» What is needed:
Within the records, find every line that includes the word "desc" and copy it.

= = = =

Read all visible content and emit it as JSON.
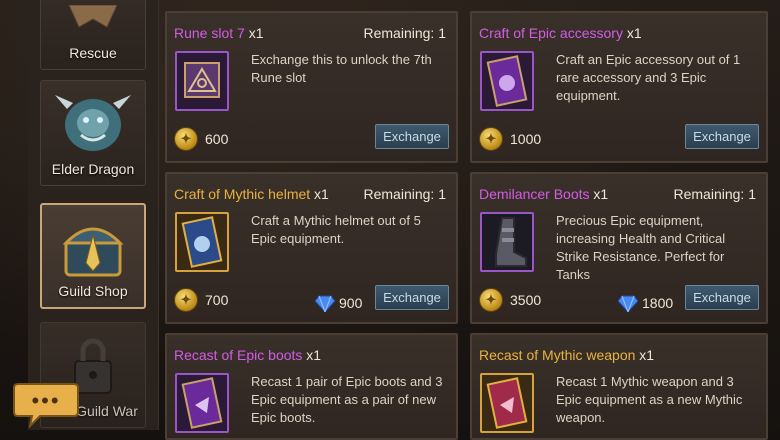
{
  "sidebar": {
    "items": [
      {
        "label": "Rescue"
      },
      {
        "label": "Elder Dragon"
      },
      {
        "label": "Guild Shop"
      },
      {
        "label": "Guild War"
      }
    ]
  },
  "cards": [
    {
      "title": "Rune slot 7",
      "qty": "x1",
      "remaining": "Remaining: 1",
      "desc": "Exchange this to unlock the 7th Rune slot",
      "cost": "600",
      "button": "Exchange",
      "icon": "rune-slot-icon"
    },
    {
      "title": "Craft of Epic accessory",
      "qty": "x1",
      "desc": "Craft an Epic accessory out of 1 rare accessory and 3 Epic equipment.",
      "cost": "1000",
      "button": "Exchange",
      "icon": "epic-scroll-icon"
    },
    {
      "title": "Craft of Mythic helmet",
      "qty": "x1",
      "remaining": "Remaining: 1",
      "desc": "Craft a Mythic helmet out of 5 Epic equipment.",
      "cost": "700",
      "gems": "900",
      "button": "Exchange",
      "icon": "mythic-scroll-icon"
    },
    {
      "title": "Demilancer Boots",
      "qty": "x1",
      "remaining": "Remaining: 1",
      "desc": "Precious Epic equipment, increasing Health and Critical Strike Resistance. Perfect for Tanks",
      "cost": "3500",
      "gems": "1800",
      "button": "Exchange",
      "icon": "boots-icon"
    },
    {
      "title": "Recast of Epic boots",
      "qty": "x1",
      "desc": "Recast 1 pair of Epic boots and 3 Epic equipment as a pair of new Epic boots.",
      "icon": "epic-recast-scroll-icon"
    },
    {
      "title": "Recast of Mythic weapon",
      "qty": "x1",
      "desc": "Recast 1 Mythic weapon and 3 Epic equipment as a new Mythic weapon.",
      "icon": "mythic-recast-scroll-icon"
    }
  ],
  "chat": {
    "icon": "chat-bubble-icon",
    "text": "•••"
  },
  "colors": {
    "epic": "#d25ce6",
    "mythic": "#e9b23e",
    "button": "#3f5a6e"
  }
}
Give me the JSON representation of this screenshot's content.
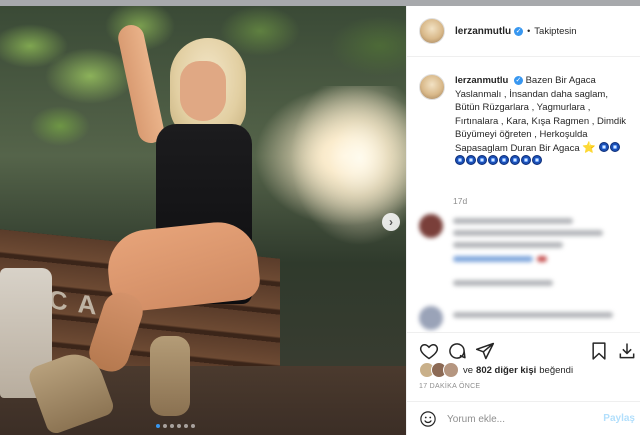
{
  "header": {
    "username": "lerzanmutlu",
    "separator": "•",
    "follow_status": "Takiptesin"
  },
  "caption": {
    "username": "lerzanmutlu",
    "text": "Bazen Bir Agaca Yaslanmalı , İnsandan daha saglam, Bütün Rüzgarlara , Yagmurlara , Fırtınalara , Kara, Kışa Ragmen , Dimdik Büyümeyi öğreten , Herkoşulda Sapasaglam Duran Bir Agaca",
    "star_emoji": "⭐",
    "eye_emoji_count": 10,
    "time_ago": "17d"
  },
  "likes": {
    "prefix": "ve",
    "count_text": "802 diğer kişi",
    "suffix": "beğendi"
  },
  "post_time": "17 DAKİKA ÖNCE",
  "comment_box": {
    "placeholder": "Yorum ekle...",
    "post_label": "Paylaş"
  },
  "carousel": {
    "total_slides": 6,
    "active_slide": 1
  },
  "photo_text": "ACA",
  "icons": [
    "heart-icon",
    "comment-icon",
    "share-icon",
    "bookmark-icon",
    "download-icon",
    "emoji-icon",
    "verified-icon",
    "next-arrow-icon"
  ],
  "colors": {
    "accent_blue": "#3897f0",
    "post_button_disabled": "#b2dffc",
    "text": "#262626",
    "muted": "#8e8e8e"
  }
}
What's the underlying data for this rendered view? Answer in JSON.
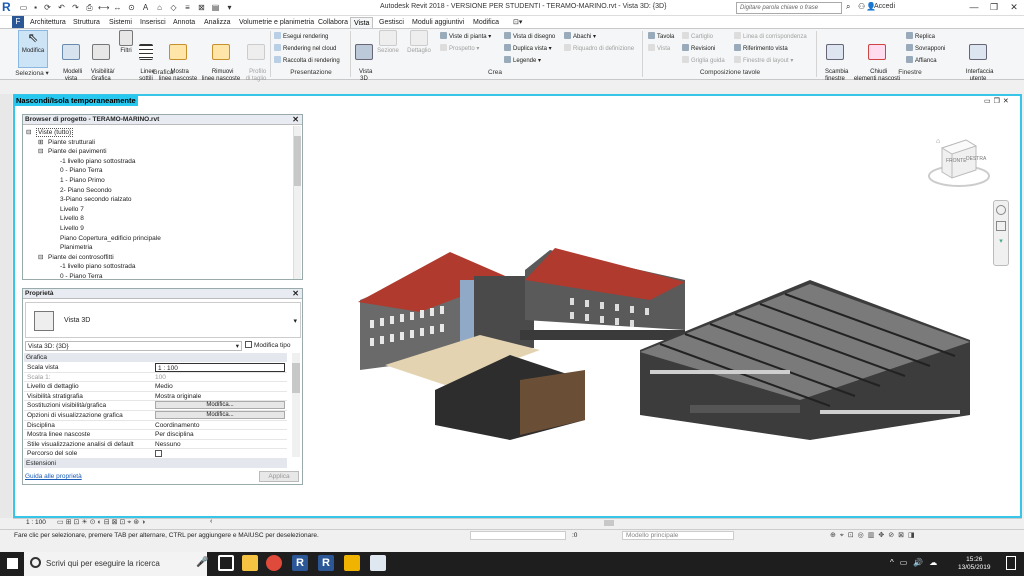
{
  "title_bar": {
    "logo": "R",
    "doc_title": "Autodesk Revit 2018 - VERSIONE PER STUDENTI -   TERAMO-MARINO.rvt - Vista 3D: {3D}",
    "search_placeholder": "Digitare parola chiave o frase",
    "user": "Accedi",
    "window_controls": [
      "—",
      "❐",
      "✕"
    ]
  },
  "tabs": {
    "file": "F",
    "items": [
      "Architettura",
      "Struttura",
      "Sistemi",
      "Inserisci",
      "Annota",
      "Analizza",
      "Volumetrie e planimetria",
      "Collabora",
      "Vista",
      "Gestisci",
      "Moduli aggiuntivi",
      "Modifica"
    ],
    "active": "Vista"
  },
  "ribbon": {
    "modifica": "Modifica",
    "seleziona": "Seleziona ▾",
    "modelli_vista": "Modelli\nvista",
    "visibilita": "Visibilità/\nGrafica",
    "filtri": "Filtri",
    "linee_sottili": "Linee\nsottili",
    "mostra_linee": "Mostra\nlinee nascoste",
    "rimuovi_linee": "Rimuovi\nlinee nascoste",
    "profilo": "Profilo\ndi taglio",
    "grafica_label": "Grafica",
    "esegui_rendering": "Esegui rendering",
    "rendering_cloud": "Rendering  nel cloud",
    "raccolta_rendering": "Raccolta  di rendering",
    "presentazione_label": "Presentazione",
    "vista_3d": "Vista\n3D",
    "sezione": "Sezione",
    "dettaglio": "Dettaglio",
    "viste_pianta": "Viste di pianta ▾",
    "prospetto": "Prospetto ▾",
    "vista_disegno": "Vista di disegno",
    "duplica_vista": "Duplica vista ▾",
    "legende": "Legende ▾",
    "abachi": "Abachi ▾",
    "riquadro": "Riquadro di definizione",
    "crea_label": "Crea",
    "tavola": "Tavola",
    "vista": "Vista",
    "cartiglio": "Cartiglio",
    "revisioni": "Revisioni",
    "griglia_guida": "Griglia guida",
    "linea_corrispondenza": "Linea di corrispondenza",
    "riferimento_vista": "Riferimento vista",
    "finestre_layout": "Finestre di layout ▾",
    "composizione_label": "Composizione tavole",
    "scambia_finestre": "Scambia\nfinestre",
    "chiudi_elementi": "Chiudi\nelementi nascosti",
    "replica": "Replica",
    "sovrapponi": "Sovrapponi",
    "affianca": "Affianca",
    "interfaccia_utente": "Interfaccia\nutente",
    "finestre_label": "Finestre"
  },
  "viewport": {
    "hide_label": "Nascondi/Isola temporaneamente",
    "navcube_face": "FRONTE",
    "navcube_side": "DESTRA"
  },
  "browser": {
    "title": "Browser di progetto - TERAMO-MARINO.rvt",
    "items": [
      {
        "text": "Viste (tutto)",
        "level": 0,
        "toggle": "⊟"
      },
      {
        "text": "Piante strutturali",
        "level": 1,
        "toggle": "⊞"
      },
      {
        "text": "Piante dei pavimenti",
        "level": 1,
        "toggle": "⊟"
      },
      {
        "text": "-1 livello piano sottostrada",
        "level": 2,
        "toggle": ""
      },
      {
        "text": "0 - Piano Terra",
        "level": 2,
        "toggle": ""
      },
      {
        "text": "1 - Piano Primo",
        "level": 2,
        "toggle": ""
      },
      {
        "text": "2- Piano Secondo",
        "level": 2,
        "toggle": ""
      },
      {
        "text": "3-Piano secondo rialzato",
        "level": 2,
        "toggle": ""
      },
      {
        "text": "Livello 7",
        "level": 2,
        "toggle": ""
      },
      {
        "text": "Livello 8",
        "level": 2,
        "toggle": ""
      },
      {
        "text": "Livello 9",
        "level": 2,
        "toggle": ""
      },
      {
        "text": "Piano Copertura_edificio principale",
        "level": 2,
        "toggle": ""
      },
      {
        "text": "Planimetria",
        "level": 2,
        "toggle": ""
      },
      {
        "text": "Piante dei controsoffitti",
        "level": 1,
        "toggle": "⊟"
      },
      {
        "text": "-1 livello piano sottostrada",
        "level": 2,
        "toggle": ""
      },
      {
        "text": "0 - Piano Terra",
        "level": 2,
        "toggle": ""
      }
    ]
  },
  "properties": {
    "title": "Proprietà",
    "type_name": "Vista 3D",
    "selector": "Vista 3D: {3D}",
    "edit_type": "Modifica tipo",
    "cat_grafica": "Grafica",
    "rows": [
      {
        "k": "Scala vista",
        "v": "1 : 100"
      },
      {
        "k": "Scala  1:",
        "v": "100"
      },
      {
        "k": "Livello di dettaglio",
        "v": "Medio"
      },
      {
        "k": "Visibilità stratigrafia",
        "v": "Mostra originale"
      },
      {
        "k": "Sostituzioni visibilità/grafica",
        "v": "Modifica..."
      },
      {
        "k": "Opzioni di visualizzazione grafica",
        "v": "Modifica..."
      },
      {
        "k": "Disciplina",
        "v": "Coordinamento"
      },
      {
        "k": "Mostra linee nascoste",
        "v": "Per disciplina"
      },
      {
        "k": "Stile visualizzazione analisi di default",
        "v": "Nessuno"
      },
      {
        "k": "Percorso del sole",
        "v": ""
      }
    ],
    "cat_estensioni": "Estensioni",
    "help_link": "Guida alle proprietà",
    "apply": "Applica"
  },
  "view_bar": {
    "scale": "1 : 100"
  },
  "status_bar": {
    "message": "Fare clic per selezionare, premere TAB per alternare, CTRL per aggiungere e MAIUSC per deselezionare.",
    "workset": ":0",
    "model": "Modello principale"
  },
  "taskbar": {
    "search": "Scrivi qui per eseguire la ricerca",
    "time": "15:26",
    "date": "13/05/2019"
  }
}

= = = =

» Exercise result:
      "desc": "Exchange this to unlock the 7th Rune slot",
      "desc": "Craft an Epic accessory out of 1 rare accessory and 3 Epic equipment.",
      "desc": "Craft a Mythic helmet out of 5 Epic equipment.",
      "desc": "Precious Epic equipment, increasing Health and Critical Strike Resistance. Perfect for Tanks",
      "desc": "Recast 1 pair of Epic boots and 3 Epic equipment as a pair of new Epic boots.",
      "desc": "Recast 1 Mythic weapon and 3 Epic equipment as a new Mythic weapon.",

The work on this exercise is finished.